Task requirements
Output the data below in full, character for character.

Entries from a dataset of interfaces

============

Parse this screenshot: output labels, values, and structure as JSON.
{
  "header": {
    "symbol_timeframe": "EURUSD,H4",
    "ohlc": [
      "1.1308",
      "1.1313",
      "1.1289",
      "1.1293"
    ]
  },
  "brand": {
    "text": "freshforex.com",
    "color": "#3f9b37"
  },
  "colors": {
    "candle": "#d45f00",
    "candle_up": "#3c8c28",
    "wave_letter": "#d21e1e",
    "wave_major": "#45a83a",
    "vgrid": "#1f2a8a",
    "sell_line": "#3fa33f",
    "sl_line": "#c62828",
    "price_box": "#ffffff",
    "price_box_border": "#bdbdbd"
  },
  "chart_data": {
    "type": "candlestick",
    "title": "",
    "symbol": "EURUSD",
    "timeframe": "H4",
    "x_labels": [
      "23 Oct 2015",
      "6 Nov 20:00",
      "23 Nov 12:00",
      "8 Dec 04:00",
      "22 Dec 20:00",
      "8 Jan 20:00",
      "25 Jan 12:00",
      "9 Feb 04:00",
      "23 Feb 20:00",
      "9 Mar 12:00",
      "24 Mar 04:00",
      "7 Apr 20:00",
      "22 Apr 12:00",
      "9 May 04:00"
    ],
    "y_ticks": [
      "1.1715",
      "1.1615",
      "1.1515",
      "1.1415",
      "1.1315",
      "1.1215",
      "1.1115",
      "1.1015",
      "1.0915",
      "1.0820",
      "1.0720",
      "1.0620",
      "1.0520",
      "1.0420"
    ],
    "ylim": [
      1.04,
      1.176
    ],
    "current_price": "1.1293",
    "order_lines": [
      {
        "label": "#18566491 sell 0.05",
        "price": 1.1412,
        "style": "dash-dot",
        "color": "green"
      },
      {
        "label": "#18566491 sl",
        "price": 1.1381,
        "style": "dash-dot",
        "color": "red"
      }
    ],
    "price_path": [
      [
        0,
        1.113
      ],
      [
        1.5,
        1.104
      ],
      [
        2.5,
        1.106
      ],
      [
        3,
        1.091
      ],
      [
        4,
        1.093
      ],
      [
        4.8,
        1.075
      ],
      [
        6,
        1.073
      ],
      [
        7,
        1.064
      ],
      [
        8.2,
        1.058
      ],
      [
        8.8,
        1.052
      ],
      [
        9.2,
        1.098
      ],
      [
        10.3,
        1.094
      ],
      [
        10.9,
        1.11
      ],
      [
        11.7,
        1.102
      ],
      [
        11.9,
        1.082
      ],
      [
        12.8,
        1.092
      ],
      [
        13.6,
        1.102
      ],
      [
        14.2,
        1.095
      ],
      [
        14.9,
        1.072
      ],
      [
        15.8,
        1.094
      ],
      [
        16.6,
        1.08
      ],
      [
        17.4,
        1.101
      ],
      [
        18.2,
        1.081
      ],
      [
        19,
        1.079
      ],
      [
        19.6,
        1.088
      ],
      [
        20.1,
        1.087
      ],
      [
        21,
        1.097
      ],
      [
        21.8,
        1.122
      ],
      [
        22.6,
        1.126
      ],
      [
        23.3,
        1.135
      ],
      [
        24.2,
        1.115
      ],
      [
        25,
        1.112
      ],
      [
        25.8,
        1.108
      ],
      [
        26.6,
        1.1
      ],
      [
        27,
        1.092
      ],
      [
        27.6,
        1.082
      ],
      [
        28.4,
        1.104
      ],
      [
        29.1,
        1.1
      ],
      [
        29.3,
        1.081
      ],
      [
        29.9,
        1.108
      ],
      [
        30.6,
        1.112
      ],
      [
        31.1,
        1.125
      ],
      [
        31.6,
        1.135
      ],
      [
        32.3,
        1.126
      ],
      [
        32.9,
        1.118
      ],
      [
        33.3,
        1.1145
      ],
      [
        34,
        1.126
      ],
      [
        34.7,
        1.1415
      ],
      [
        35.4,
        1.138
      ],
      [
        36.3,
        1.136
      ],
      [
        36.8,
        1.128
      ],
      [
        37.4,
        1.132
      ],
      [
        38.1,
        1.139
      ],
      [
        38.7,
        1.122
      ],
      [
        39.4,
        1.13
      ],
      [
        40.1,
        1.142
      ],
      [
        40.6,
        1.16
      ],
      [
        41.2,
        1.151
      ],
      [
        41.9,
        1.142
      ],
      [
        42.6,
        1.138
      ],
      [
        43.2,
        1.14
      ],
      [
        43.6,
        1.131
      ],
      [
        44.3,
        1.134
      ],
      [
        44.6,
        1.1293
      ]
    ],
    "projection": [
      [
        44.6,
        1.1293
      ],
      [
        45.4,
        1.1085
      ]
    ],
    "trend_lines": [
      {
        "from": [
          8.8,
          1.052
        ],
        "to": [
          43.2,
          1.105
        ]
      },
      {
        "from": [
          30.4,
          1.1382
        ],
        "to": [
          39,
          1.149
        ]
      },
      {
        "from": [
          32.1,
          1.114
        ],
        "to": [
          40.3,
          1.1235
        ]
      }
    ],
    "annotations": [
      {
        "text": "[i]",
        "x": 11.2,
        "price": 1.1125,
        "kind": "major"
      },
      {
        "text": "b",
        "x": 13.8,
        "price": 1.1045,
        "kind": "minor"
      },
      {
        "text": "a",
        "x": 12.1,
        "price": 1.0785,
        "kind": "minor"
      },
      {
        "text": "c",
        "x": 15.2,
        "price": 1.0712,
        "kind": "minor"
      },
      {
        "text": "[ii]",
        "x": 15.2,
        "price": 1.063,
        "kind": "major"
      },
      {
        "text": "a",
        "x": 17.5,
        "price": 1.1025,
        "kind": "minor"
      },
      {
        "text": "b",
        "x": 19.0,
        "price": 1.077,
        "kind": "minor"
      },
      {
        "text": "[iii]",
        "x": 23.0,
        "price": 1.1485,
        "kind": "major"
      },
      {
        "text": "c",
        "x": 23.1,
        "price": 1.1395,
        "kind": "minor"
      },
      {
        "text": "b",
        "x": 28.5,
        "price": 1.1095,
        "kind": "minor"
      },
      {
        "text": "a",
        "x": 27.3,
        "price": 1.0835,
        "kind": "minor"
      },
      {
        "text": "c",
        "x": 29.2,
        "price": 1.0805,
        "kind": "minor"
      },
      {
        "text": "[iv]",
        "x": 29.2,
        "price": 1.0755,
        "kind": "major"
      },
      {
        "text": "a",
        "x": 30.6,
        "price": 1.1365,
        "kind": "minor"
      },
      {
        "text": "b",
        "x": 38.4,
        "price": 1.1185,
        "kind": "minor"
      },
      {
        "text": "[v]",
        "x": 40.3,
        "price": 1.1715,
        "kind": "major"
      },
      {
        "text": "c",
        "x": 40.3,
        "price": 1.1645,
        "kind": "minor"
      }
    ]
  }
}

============

Your response
Parse this screenshot: output labels, values, and structure as JSON.
{
  "header": {
    "symbol_timeframe": "EURUSD,H4",
    "ohlc": [
      "1.1308",
      "1.1313",
      "1.1289",
      "1.1293"
    ]
  },
  "brand": {
    "text": "freshforex.com",
    "color": "#3f9b37"
  },
  "colors": {
    "candle": "#d45f00",
    "candle_up": "#3c8c28",
    "wave_letter": "#d21e1e",
    "wave_major": "#45a83a",
    "vgrid": "#1f2a8a",
    "sell_line": "#3fa33f",
    "sl_line": "#c62828",
    "price_box": "#ffffff",
    "price_box_border": "#bdbdbd"
  },
  "chart_data": {
    "type": "candlestick",
    "title": "",
    "symbol": "EURUSD",
    "timeframe": "H4",
    "x_labels": [
      "23 Oct 2015",
      "6 Nov 20:00",
      "23 Nov 12:00",
      "8 Dec 04:00",
      "22 Dec 20:00",
      "8 Jan 20:00",
      "25 Jan 12:00",
      "9 Feb 04:00",
      "23 Feb 20:00",
      "9 Mar 12:00",
      "24 Mar 04:00",
      "7 Apr 20:00",
      "22 Apr 12:00",
      "9 May 04:00"
    ],
    "y_ticks": [
      "1.1715",
      "1.1615",
      "1.1515",
      "1.1415",
      "1.1315",
      "1.1215",
      "1.1115",
      "1.1015",
      "1.0915",
      "1.0820",
      "1.0720",
      "1.0620",
      "1.0520",
      "1.0420"
    ],
    "ylim": [
      1.04,
      1.176
    ],
    "current_price": "1.1293",
    "order_lines": [
      {
        "label": "#18566491 sell 0.05",
        "price": 1.1412,
        "style": "dash-dot",
        "color": "green"
      },
      {
        "label": "#18566491 sl",
        "price": 1.1381,
        "style": "dash-dot",
        "color": "red"
      }
    ],
    "price_path": [
      [
        0,
        1.113
      ],
      [
        1.5,
        1.104
      ],
      [
        2.5,
        1.106
      ],
      [
        3,
        1.091
      ],
      [
        4,
        1.093
      ],
      [
        4.8,
        1.075
      ],
      [
        6,
        1.073
      ],
      [
        7,
        1.064
      ],
      [
        8.2,
        1.058
      ],
      [
        8.8,
        1.052
      ],
      [
        9.2,
        1.098
      ],
      [
        10.3,
        1.094
      ],
      [
        10.9,
        1.11
      ],
      [
        11.7,
        1.102
      ],
      [
        11.9,
        1.082
      ],
      [
        12.8,
        1.092
      ],
      [
        13.6,
        1.102
      ],
      [
        14.2,
        1.095
      ],
      [
        14.9,
        1.072
      ],
      [
        15.8,
        1.094
      ],
      [
        16.6,
        1.08
      ],
      [
        17.4,
        1.101
      ],
      [
        18.2,
        1.081
      ],
      [
        19,
        1.079
      ],
      [
        19.6,
        1.088
      ],
      [
        20.1,
        1.087
      ],
      [
        21,
        1.097
      ],
      [
        21.8,
        1.122
      ],
      [
        22.6,
        1.126
      ],
      [
        23.3,
        1.135
      ],
      [
        24.2,
        1.115
      ],
      [
        25,
        1.112
      ],
      [
        25.8,
        1.108
      ],
      [
        26.6,
        1.1
      ],
      [
        27,
        1.092
      ],
      [
        27.6,
        1.082
      ],
      [
        28.4,
        1.104
      ],
      [
        29.1,
        1.1
      ],
      [
        29.3,
        1.081
      ],
      [
        29.9,
        1.108
      ],
      [
        30.6,
        1.112
      ],
      [
        31.1,
        1.125
      ],
      [
        31.6,
        1.135
      ],
      [
        32.3,
        1.126
      ],
      [
        32.9,
        1.118
      ],
      [
        33.3,
        1.1145
      ],
      [
        34,
        1.126
      ],
      [
        34.7,
        1.1415
      ],
      [
        35.4,
        1.138
      ],
      [
        36.3,
        1.136
      ],
      [
        36.8,
        1.128
      ],
      [
        37.4,
        1.132
      ],
      [
        38.1,
        1.139
      ],
      [
        38.7,
        1.122
      ],
      [
        39.4,
        1.13
      ],
      [
        40.1,
        1.142
      ],
      [
        40.6,
        1.16
      ],
      [
        41.2,
        1.151
      ],
      [
        41.9,
        1.142
      ],
      [
        42.6,
        1.138
      ],
      [
        43.2,
        1.14
      ],
      [
        43.6,
        1.131
      ],
      [
        44.3,
        1.134
      ],
      [
        44.6,
        1.1293
      ]
    ],
    "projection": [
      [
        44.6,
        1.1293
      ],
      [
        45.4,
        1.1085
      ]
    ],
    "trend_lines": [
      {
        "from": [
          8.8,
          1.052
        ],
        "to": [
          43.2,
          1.105
        ]
      },
      {
        "from": [
          30.4,
          1.1382
        ],
        "to": [
          39,
          1.149
        ]
      },
      {
        "from": [
          32.1,
          1.114
        ],
        "to": [
          40.3,
          1.1235
        ]
      }
    ],
    "annotations": [
      {
        "text": "[i]",
        "x": 11.2,
        "price": 1.1125,
        "kind": "major"
      },
      {
        "text": "b",
        "x": 13.8,
        "price": 1.1045,
        "kind": "minor"
      },
      {
        "text": "a",
        "x": 12.1,
        "price": 1.0785,
        "kind": "minor"
      },
      {
        "text": "c",
        "x": 15.2,
        "price": 1.0712,
        "kind": "minor"
      },
      {
        "text": "[ii]",
        "x": 15.2,
        "price": 1.063,
        "kind": "major"
      },
      {
        "text": "a",
        "x": 17.5,
        "price": 1.1025,
        "kind": "minor"
      },
      {
        "text": "b",
        "x": 19.0,
        "price": 1.077,
        "kind": "minor"
      },
      {
        "text": "[iii]",
        "x": 23.0,
        "price": 1.1485,
        "kind": "major"
      },
      {
        "text": "c",
        "x": 23.1,
        "price": 1.1395,
        "kind": "minor"
      },
      {
        "text": "b",
        "x": 28.5,
        "price": 1.1095,
        "kind": "minor"
      },
      {
        "text": "a",
        "x": 27.3,
        "price": 1.0835,
        "kind": "minor"
      },
      {
        "text": "c",
        "x": 29.2,
        "price": 1.0805,
        "kind": "minor"
      },
      {
        "text": "[iv]",
        "x": 29.2,
        "price": 1.0755,
        "kind": "major"
      },
      {
        "text": "a",
        "x": 30.6,
        "price": 1.1365,
        "kind": "minor"
      },
      {
        "text": "b",
        "x": 38.4,
        "price": 1.1185,
        "kind": "minor"
      },
      {
        "text": "[v]",
        "x": 40.3,
        "price": 1.1715,
        "kind": "major"
      },
      {
        "text": "c",
        "x": 40.3,
        "price": 1.1645,
        "kind": "minor"
      }
    ]
  }
}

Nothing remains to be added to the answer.